Idera has further committed to refer unresolved privacy complaints covering non-Human Resource data under the Privacy Shield Principles to an independent dispute resolution mechanism, the BBB EU Privacy Shield, operated by the Council of Better Business Bureaus. If you do not receive timely acknowledgment of your complaint, or if your complaint is not satisfactorily addressed, please visit https://www.bbb.org/EU-privacy-shield/for-eu-consumers/ for more information and to file a complaint. If your concern continues to be unresolved, you may pursue binding arbitration through the Privacy Shield Arbitration Panel. To learn more about the Privacy Shield Panel, please visit https://www.privacyshield.gov/article?id=F-The-Arbitration-Panel.

Please note that Idera also receives some data via other compliance mechanisms, including data processing agreements based on the EU Standard Contractual Clauses.

In regard to Human Resource data, Idera commits to cooperate with the panel established by the EU data protection authorities (DPAs) and the Swiss Federal Data Protection and Information Commissioner, as applicable and comply with the advice given by them with regard to human resources data transferred from the European Union and Switzerland, as applicable in the context of the employment relationship. For more information about Idera Human Resource data and the Human Resource Privacy Policy, please contact humanresources@idera.com. As an employee, you can always review Idera Human Resource Privacy Policy here.

As explained in our Privacy Statement we sometimes provide personal information (such as name, email address, purchases, and billing information) to third parties to perform services on our behalf, or in response to contractual requirements.

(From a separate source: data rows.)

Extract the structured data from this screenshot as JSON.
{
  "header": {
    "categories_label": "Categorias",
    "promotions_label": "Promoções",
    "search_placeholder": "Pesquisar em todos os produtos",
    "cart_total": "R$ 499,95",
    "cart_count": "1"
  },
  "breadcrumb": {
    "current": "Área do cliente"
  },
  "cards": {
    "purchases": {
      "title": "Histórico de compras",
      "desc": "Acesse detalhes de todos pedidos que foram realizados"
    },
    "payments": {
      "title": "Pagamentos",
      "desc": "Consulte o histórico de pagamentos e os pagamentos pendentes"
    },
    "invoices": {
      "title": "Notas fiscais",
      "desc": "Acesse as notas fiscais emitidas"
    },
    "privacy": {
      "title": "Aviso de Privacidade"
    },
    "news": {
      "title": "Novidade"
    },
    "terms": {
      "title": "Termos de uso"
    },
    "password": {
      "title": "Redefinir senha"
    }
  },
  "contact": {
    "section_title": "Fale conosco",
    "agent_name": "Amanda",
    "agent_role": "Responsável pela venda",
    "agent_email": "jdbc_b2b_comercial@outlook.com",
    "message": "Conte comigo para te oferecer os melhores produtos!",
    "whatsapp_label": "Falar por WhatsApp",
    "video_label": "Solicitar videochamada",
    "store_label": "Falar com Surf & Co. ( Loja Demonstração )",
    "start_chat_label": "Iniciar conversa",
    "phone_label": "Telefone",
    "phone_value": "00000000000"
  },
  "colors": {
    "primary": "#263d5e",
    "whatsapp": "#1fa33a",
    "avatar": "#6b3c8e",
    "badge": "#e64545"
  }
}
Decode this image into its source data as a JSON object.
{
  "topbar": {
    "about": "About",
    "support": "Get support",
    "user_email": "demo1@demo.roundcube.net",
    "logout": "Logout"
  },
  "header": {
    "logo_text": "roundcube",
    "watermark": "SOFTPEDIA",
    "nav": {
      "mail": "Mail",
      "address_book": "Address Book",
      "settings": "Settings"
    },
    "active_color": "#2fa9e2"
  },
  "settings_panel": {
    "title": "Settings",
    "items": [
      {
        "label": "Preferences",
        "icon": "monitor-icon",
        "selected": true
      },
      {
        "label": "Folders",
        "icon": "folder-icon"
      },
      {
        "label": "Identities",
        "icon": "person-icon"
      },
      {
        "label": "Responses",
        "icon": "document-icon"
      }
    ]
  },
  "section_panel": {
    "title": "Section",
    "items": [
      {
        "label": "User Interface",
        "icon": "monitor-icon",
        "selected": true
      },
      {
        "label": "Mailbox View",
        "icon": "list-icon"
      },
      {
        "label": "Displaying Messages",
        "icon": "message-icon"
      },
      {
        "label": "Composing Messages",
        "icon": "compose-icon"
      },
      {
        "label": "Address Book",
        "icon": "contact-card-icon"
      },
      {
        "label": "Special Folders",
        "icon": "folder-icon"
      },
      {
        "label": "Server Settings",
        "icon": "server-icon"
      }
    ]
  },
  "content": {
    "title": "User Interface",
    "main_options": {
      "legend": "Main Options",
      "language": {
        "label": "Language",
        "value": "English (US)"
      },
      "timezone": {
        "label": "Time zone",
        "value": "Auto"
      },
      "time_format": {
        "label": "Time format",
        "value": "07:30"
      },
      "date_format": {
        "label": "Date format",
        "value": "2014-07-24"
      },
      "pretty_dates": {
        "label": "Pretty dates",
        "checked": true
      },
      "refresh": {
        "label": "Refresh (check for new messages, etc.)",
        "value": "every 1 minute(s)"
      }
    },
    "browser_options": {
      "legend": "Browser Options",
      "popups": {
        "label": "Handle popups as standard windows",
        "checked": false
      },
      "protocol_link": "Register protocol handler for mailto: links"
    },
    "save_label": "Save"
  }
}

If we transfer personal information received under the Privacy Shield to a third party, the third party’s access, use, and disclosure of the personal data must also be in compliance with our Privacy Shield obligations, and we will remain liable under the Privacy Shield for any failure to do so by the third party unless we prove we are not responsible for the events giving rise to such failure to comply with the Privacy Shield obligations.

European Union individuals and Swiss individuals have rights to access personal data about them, and to limit use and disclosure of their personal data. With our Privacy Shield certification, Idera has committed to respect those rights. If you wish to access, to limit use, or to limit disclosure, please access your customer account after you enter your customer log in information and revise the information that you entered into our system or contact us at compliance@idera.com and we will assist you through this process.

Idera is subject to the investigatory and enforcement powers of the US Federal Trade Commission. Idera may be required to disclose personal information that we handle under the Privacy Shield in response to lawful requests by public authorities, including to meet national security or law enforcement requirements.

If you have any questions about our handling of your personal data under Privacy Shield, or about our privacy practices generally, please contact us at compliance@idera.com or at our mailing address below. We will work with you to address your inquiry in a timely manner.

Idera Inc.
Attn: Legal Department
2950 North Loop Freeway West
Suite 700
Houston, Texas 77092